Researchers at Western Sydney University have found that people from ethnic minorities are often under-represented in organised urban environmental groups.

“The organised environmental movement is largely a white, middle-class space. But our research shows migrants care for nature in other ways – including living sustainably in their everyday lives,” researchers Dr Sukhmani Khorana and Claudia Sirdah said.

“This is most obvious on the domestic front. From repurposing goods to keeping vegetable gardens and being careful with electricity use, migrants are highly likely to practise sustainable living – sometimes without even realising it,” they said.

The research says migrants are often blamed for making the problem worse, such as by adding to congestion.

“It’s important to break this circuit and recognise migrants’ positive contribution to environmental protection. Migrants can successfully be harnessed to help with environmental causes. Doing this will require learning from migrants, and helping them feel welcome in the green movement,” the researchers said.

The research sought to provide an in-depth picture of young first- and second-generation Australian migrants who care about the environment.

It found ethnic minorities are often under-represented in the urban environmental movement.

“This can lead to suggestions migrants do not actively care for the environment – either due to apathy, or because they are preoccupied with climbing social and economic ladders in their new country,” the researchers said.

“But my research found first- and second-generation migrants in Australia care for the environment in particular ways, largely focused on the domestic front,” Dr Khorana said.

“We found the participants actively and consciously carried out environmental care practices, mostly in the domestic sphere. From a young age, first- and second-generation participants continued austerity and waste-consciousness inherited from their parents,” she said.

The practices included: recycling and repurposing consumable items; careful water and electricity use; home vegetable gardens and composting; and, ethical purchase and consumption.

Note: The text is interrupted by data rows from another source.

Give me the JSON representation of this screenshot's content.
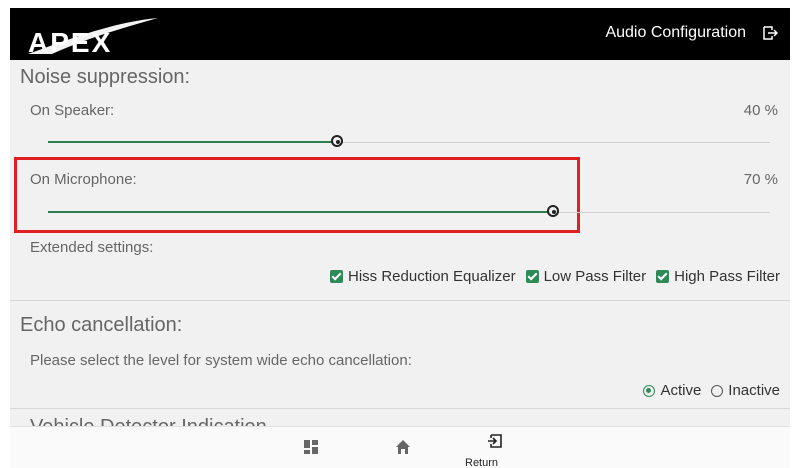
{
  "header": {
    "logo_text": "APEX",
    "title": "Audio Configuration",
    "exit_icon": "logout-icon"
  },
  "noise_suppression": {
    "title": "Noise suppression:",
    "speaker": {
      "label": "On Speaker:",
      "value_text": "40 %",
      "value": 40
    },
    "microphone": {
      "label": "On Microphone:",
      "value_text": "70 %",
      "value": 70
    },
    "extended_label": "Extended settings:",
    "options": [
      {
        "label": "Hiss Reduction Equalizer",
        "checked": true
      },
      {
        "label": "Low Pass Filter",
        "checked": true
      },
      {
        "label": "High Pass Filter",
        "checked": true
      }
    ]
  },
  "echo": {
    "title": "Echo cancellation:",
    "description": "Please select the level for system wide echo cancellation:",
    "options": [
      {
        "label": "Active",
        "selected": true
      },
      {
        "label": "Inactive",
        "selected": false
      }
    ]
  },
  "next_section_partial": "Vehicle Detector Indication",
  "bottom_nav": {
    "items": [
      {
        "icon": "dashboard-icon"
      },
      {
        "icon": "home-icon"
      },
      {
        "icon": "return-icon",
        "label": "Return"
      }
    ]
  },
  "colors": {
    "accent": "#2e7d4f",
    "highlight": "#e02020",
    "header_bg": "#000000"
  }
}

The research found some second-generation migrants said their parents were “accidentally” environmentally friendly. For example, some parents who had experienced financial hardship were frugal with money and goods. Others from an agricultural background remained connected to the land through gardening.

Second-generation migrants were much more likely to make the environmentally-motivated choice to become vegan and/or vegetarian.

And they were slightly, but not significantly, more engaged with outward forms of environmental activism such as attending protests and marches, the researchers said.

See the full research here: